What should we do?

This age—politically, socially, commercially, morally, religiously—is fast heading to utter destruction. Great and subtle powers are at work undermining the old foundations of humanity, and working for the corruption of everything under the sun. Behind it all is the mighty power of an unseen master-hand planning and controlling. He is “the god of this world,” Satan, the adversary of God and man.

What should Christians do in the light of such things? Should we act excitedly, rushing round to all and sundry as if we saw a fearful danger impending, and do all sorts of extraordinary things? No, not at all. Let the Word guide us. Our Lord tells us that the end will be as the days of Noah (Luke 17:26); what is mentioned of him and his times will give us the indication how we should act.

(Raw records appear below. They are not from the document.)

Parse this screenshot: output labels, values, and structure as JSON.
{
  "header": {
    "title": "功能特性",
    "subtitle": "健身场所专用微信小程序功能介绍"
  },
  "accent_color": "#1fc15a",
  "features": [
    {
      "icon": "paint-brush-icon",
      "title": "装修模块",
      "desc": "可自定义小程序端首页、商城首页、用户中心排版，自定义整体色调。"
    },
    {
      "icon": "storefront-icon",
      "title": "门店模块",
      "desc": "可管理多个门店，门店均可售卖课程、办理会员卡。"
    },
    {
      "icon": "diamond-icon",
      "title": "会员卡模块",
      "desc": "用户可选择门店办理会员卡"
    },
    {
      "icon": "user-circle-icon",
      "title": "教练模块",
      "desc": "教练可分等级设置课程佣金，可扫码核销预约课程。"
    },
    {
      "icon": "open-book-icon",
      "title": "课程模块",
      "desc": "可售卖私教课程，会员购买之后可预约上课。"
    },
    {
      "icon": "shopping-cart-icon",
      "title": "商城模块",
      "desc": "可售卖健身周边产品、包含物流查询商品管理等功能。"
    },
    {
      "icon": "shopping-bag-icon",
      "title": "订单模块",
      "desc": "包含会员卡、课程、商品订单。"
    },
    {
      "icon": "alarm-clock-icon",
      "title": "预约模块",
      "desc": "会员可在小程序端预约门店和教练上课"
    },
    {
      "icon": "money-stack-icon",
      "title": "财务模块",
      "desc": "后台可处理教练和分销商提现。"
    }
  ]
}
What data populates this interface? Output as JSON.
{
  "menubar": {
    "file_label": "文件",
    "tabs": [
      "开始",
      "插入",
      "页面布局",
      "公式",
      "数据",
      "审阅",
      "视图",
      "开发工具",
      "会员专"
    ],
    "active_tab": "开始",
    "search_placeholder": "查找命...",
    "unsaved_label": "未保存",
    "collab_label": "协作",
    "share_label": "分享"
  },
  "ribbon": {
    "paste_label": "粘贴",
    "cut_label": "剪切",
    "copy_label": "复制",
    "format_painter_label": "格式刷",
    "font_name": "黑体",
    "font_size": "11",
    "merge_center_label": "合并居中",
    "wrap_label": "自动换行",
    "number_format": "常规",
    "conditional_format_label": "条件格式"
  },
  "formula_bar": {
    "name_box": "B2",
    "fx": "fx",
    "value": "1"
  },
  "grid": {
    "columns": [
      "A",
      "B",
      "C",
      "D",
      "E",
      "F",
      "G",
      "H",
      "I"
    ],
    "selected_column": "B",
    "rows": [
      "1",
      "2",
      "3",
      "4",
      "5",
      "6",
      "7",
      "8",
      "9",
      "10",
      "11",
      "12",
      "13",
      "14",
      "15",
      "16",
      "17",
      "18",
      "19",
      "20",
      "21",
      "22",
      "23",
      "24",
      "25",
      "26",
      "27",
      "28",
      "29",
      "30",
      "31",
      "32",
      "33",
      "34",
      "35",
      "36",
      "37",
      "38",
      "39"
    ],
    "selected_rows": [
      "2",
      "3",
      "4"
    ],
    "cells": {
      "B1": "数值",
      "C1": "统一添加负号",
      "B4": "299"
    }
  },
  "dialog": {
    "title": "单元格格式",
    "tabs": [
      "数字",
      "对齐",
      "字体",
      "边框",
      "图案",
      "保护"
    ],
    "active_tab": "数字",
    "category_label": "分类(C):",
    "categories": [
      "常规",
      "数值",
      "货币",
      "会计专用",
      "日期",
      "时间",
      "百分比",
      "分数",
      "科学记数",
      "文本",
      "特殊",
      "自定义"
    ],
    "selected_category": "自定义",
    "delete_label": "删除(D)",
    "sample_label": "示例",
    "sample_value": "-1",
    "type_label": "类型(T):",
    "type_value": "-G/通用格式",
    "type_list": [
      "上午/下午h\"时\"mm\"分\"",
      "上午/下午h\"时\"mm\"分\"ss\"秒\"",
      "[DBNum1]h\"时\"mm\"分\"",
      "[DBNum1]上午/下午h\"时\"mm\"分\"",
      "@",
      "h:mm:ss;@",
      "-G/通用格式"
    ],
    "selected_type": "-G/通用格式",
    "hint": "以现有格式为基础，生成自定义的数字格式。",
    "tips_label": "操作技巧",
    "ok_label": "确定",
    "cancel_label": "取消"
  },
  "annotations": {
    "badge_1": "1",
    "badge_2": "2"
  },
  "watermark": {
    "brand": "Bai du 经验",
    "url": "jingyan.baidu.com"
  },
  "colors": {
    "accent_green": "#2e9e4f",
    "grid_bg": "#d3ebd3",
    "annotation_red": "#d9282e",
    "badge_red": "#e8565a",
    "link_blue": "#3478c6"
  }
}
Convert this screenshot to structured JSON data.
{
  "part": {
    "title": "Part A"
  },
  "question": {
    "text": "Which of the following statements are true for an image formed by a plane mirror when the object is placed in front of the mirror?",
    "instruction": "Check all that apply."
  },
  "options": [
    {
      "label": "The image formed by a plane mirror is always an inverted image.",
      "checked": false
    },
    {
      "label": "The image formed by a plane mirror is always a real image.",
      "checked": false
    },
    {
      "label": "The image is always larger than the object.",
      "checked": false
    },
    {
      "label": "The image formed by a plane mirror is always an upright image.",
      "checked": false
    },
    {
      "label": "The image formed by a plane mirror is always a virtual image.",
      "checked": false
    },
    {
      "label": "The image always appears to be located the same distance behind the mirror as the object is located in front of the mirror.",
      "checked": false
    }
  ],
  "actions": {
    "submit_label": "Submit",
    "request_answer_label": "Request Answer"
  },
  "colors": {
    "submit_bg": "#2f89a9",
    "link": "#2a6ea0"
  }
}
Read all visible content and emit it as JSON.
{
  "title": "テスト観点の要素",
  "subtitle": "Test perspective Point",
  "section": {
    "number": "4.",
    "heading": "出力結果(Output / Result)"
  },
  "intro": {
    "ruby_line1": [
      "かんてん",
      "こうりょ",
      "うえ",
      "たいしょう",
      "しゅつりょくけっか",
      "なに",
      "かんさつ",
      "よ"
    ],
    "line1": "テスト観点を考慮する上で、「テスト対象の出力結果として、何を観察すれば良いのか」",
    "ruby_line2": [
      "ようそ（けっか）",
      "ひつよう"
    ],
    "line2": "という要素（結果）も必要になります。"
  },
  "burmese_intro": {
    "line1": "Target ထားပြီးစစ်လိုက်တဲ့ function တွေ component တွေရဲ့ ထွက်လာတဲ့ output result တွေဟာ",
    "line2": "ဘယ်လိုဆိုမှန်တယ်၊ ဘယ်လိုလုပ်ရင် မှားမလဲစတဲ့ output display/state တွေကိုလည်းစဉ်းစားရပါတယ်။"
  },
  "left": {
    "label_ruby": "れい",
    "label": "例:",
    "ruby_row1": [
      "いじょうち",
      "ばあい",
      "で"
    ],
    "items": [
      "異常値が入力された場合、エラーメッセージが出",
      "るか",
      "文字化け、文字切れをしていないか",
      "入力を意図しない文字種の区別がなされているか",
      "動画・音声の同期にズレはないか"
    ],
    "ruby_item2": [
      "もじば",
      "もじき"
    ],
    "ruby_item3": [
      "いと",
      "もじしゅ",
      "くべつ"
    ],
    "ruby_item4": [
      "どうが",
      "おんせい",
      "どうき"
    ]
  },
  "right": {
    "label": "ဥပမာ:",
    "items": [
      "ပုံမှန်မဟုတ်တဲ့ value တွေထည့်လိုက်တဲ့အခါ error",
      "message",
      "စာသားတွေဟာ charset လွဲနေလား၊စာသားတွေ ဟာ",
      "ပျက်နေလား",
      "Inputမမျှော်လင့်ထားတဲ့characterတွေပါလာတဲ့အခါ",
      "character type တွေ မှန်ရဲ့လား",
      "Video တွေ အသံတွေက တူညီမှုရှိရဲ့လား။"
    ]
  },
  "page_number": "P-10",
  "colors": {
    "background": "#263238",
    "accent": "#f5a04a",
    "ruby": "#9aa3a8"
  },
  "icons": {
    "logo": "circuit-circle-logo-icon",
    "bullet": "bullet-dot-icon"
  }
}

In Genesis 6 we find a condition of unrestrained wickedness, violence and corruption; so advanced indeed that “every imagination of the thoughts of man’s heart was only evil continually.” The inter-marriage of the righteous seed with the evil, had resulted in all flesh being debased; yet the union produced “mighty men,” and “men of renown,” and “giants”; but unregenerate. In all this we see history repeating itself as the world is nearing its close.

In the midst of that corrupt antidiluvian scene there arose a man like unto ourselves. His name was Noah. He was a subject of the grace of God, a poor sinner saved to be a witness for the Lord. He began to live in separation from the wickedness around him, for he “walked with God.” That walk marvellously altered his whole behaviour, making him, as intended, a contrast to and a testimony against the lawlessness rampant on every side. Divine grace made him a “just” man among the unjust; “perfect” among the crooked; “blameless” (margin) among the transgressors; “righteous” among the unrighteous; obedient (Gen. 6:22) among the disobedient; a man of faith among unbelievers; one “moved with fear” (Heb. 11) among the indifferent; a “preacher” for God among all the people; and through him the Holy Spirit strove with men (1 Pet. 3:18-20). His godliness was the condemnation of the sinners of that time.

The call to-day is for men of like stamp. To walk with God and live godly is the true answer to the question, “What should we do?” It is the quiet, steady, persistent and consistent daily striving, in the energy of the Holy Spirit within us, to live justly, uprightly, blamelessly, righteously, obediently, full of faith, preaching and testifying, and habitually walking with God. To act so will have its due effect. Christ will be glorified, sinners will be saved; of the rest our testimony and godly lives will be their eternal condemnation, just as Noah condemned the people of his day.